Jakub Ceranka, Joris Wuts, Ophélye Chiabai, Frédéric Lecouvet, Jef Vandemeulebroucke

Computer Methods and Programs in Biomedicine

Contribution To Journal


The confident detection of metastatic bone disease is essential to improve patients’ comfort and increase life expectancy. Multi-parametric magnetic resonance imaging (MRI) has been successfully used for monitoring of metastatic bone disease, allowing for comprehensive and holistic evaluation of the total tumour volume and treatment response assessment. The major challenges of radiological reading of whole-body MRI come from the amount of data to be reviewed and the scattered distri- bution of metastases, often of complex shapes. This makes bone lesion detection and quantification demanding for a radiologist and prone to error. Additionally, whole-body MRI are often corrupted with multiple spatial and intensity distortions, which further degrade the performance of image reading and image processing algorithms. In this work we propose a fully automated computer-aided diagnosis system for the detection and segmentation of metastatic bone disease using whole-body multi-parametric MRI. The system consists of an extensive image preprocessing pipeline aiming at enhancing the image quality, followed by a deep learning framework for detection and segmentation of metastatic bone disease.
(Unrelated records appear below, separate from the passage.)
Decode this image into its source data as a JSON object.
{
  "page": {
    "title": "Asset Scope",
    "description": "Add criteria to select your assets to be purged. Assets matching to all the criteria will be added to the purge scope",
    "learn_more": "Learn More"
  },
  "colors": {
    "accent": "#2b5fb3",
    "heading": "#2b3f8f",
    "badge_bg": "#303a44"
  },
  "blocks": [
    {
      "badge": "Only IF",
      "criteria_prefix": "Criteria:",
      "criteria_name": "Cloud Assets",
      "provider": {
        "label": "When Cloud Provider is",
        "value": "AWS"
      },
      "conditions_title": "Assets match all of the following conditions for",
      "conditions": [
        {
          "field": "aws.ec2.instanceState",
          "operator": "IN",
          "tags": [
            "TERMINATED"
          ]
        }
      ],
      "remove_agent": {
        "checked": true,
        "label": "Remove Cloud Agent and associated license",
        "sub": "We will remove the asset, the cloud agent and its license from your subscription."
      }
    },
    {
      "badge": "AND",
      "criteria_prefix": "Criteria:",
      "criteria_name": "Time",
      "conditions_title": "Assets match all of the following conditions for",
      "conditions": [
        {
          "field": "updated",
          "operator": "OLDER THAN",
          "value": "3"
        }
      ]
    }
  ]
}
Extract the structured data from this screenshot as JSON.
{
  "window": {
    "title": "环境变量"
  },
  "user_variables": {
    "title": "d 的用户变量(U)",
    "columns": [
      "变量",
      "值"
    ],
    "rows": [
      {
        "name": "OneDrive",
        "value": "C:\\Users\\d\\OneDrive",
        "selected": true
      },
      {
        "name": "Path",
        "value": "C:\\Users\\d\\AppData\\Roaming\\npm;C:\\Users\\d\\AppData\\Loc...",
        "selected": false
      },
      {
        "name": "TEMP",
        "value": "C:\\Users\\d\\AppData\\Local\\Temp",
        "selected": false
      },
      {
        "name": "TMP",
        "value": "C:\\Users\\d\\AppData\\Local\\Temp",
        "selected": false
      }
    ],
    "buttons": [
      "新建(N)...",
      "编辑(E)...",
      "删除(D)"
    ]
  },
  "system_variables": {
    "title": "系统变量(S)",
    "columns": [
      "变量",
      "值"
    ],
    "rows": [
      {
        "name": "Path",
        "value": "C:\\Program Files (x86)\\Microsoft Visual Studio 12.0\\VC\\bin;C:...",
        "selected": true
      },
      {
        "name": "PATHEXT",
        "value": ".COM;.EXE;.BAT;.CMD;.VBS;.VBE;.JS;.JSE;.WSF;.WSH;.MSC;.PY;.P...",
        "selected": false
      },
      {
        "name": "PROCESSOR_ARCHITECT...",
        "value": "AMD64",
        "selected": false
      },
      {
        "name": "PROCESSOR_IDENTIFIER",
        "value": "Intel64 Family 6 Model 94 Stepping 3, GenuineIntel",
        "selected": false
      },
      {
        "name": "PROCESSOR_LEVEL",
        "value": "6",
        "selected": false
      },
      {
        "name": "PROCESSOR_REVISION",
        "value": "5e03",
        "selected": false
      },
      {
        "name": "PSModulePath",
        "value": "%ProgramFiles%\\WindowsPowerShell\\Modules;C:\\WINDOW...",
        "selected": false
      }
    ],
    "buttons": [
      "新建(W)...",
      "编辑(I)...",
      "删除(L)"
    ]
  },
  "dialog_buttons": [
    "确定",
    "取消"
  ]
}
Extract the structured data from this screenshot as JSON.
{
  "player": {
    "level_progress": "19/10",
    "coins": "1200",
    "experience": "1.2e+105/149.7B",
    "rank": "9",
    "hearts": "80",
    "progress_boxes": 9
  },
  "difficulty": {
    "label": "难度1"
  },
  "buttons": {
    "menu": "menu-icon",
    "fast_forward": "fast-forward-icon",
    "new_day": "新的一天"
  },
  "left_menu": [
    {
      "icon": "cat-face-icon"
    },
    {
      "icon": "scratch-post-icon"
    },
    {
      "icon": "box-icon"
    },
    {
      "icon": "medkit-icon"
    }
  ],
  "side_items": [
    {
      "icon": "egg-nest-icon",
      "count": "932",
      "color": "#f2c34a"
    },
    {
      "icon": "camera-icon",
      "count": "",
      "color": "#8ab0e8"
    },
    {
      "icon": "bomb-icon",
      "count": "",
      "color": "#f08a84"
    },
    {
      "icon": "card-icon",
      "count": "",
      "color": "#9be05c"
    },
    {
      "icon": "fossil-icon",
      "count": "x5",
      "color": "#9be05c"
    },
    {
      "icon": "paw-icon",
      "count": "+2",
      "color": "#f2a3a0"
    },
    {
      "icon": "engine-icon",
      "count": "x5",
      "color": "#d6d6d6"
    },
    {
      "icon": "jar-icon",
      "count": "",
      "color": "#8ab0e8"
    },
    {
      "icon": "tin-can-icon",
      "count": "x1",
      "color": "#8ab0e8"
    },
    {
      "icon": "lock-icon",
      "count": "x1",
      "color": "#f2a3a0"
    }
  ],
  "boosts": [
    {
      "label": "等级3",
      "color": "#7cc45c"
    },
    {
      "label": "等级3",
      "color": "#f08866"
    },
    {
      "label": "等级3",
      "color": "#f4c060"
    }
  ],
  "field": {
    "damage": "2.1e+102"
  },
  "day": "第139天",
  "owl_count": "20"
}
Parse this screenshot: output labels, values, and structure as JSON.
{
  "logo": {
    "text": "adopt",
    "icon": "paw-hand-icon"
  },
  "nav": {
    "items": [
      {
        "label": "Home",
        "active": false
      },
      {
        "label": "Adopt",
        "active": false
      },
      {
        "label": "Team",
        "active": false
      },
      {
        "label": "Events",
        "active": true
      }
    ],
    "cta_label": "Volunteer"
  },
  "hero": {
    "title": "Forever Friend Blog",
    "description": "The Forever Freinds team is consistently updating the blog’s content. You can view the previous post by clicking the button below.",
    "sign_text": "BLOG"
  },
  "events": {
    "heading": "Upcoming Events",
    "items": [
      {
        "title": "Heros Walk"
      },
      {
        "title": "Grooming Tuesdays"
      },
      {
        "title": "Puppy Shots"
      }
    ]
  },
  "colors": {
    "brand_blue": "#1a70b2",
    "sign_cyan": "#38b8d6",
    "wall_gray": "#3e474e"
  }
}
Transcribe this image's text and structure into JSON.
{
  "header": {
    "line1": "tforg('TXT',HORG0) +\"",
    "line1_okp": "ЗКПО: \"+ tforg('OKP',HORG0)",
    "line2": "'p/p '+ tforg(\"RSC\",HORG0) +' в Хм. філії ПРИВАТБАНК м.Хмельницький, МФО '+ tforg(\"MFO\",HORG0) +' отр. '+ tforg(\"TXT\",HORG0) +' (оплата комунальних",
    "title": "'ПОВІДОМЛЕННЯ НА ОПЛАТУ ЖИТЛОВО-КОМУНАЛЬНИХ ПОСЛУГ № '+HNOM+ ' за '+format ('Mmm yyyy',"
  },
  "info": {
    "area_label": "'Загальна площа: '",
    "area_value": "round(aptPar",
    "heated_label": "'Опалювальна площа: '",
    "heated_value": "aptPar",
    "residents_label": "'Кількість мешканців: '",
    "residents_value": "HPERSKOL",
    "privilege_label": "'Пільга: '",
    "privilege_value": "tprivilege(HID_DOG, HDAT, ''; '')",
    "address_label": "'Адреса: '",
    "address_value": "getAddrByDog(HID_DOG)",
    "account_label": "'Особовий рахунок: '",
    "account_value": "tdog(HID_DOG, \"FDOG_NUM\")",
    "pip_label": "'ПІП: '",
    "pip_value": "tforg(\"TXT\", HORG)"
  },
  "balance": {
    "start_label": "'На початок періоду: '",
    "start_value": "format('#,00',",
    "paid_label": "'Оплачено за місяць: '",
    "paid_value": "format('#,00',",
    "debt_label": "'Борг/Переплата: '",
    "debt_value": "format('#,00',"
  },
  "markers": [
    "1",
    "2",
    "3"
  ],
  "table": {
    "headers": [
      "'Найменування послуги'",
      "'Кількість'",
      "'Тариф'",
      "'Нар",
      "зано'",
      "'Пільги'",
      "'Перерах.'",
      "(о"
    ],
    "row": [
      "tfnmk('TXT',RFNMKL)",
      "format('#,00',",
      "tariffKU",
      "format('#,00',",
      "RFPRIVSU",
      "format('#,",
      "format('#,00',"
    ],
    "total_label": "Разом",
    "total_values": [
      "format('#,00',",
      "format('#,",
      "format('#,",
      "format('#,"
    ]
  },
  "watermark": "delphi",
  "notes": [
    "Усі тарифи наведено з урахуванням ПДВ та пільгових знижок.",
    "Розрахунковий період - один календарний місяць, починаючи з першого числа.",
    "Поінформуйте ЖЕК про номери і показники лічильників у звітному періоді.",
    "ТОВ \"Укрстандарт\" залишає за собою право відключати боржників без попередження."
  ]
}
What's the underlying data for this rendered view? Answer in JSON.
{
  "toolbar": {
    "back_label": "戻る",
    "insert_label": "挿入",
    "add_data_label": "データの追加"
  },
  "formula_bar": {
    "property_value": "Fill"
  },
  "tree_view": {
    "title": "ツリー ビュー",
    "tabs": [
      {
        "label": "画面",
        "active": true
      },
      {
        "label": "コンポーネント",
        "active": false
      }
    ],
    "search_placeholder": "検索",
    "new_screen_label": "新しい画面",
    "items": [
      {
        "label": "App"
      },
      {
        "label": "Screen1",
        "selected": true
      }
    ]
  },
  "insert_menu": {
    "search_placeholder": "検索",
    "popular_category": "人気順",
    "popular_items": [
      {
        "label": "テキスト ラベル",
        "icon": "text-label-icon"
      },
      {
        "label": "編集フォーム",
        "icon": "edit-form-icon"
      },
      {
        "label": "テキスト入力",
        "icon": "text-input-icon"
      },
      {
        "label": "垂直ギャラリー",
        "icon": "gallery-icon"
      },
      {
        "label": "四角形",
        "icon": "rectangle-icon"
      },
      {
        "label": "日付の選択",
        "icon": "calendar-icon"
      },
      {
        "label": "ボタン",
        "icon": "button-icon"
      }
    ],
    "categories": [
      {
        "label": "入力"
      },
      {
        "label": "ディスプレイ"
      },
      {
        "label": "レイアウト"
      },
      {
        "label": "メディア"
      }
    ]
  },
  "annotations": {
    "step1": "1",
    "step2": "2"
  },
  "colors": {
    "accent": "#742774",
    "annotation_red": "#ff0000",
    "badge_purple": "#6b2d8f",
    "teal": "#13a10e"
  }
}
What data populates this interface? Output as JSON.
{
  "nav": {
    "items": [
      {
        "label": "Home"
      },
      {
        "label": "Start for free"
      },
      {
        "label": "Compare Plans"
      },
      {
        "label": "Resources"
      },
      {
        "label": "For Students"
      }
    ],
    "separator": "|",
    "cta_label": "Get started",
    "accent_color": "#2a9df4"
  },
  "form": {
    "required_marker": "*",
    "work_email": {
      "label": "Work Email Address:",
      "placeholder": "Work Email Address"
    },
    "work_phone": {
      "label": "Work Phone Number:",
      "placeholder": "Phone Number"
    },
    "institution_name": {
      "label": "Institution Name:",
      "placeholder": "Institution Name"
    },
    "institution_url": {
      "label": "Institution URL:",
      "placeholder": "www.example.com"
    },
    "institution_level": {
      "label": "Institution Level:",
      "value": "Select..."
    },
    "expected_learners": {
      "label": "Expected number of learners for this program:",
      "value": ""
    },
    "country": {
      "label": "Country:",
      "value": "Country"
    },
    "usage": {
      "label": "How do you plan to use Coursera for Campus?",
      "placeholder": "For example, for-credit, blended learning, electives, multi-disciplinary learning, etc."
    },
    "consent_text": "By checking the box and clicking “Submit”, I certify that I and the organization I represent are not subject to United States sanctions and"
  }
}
The system outperformed state-of-the-art methodologies, achieving a detection sensitivity of 63% with a mean of 6.44 false positives per image, and an average lesion Dice coefficient of 0.53. A provided ablation study performed to investigate the relative importance of image preprocessing shows that introduction of region of interest mask and spatial registration have a significant impact on detection and segmentation performance in whole-body MRI. The proposed computer-aided diagnosis system allows for automatic quantification of disease infiltration and could provide a valuable tool during radiological examination of whole-body MRI.